- Problem statement -
Go through the material and copy each line that includes "Employees".

- Materials provided -
────

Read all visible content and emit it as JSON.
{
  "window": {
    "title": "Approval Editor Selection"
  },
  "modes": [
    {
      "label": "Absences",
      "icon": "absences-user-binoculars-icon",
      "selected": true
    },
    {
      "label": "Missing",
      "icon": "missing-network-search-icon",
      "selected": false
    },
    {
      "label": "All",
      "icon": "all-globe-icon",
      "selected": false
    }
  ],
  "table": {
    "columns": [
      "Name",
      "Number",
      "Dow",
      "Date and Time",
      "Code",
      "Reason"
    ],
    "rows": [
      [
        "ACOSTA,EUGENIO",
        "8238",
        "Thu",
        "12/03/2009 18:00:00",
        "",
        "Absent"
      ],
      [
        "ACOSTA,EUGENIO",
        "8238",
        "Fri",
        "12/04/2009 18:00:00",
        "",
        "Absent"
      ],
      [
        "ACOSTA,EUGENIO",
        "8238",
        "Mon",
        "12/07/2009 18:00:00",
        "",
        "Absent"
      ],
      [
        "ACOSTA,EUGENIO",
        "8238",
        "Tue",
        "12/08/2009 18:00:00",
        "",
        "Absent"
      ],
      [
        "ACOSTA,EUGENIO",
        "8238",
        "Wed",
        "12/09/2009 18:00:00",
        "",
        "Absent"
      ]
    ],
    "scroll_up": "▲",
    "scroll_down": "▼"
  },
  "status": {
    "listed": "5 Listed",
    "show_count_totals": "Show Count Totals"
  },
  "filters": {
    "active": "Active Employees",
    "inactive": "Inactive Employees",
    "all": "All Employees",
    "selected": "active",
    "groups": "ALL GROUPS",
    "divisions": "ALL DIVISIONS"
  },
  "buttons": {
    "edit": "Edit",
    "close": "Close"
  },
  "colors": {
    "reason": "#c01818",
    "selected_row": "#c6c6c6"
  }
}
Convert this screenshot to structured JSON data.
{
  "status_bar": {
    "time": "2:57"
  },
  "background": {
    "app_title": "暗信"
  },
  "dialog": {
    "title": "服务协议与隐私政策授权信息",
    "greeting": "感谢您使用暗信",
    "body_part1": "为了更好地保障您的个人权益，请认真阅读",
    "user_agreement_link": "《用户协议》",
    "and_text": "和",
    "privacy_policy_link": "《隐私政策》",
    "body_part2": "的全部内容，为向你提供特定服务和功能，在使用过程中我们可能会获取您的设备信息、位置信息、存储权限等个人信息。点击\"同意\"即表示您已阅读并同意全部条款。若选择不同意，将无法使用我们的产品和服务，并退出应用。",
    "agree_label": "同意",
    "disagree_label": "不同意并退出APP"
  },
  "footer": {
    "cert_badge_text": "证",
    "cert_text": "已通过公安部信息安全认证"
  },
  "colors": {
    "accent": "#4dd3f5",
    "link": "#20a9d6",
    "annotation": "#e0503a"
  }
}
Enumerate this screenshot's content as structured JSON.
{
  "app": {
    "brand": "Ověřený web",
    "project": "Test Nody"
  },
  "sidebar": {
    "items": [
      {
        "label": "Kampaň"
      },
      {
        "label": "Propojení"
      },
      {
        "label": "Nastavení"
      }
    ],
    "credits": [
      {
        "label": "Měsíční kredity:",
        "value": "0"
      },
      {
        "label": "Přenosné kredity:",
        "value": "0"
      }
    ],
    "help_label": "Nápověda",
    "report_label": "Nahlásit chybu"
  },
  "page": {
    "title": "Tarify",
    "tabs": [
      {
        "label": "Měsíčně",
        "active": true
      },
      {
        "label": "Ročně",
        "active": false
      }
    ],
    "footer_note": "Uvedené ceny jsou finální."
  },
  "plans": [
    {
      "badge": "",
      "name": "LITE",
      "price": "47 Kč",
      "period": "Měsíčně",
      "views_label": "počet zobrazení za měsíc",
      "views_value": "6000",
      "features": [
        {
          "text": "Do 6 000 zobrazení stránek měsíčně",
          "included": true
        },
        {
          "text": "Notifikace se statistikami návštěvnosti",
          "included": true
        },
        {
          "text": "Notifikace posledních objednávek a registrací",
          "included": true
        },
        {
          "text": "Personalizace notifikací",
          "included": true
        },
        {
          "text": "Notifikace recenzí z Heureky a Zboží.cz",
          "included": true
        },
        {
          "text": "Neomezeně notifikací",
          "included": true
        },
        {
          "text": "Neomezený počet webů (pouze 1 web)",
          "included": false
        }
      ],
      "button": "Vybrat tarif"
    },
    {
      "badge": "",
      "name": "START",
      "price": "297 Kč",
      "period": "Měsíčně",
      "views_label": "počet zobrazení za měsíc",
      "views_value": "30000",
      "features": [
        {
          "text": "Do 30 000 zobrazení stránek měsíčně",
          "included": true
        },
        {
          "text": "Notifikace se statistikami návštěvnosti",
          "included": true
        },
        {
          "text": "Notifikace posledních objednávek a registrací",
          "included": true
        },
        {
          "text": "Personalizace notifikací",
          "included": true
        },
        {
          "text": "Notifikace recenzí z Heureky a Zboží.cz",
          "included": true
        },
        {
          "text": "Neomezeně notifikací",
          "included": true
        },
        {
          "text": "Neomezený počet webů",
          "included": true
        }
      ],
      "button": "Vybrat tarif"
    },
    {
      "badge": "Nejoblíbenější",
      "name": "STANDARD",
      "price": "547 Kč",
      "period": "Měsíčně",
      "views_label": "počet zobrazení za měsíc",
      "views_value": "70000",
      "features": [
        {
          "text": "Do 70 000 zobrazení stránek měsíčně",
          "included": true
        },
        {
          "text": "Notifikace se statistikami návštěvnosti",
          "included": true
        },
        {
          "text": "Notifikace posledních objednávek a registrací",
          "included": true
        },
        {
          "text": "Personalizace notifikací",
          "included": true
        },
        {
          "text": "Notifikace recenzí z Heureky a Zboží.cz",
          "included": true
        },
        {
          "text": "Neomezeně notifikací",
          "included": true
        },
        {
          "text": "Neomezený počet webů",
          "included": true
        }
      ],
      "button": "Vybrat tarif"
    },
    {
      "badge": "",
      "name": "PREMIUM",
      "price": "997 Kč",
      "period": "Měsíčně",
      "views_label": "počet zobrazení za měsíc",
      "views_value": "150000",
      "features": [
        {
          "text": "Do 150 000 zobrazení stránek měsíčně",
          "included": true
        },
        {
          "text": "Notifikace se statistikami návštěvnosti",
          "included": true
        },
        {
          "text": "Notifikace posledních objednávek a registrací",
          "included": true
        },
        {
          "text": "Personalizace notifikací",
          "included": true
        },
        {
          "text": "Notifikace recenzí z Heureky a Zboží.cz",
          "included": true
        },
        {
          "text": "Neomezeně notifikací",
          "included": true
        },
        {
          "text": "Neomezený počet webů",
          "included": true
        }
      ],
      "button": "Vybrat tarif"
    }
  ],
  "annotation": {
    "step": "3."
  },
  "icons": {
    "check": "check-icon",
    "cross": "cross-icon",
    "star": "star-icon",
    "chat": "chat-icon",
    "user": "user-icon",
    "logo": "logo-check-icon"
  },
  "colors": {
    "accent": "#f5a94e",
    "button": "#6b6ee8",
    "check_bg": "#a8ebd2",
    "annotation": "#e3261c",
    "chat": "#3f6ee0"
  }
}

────

- Response for this exercise -
    "active": "Active Employees",
    "inactive": "Inactive Employees",
    "all": "All Employees",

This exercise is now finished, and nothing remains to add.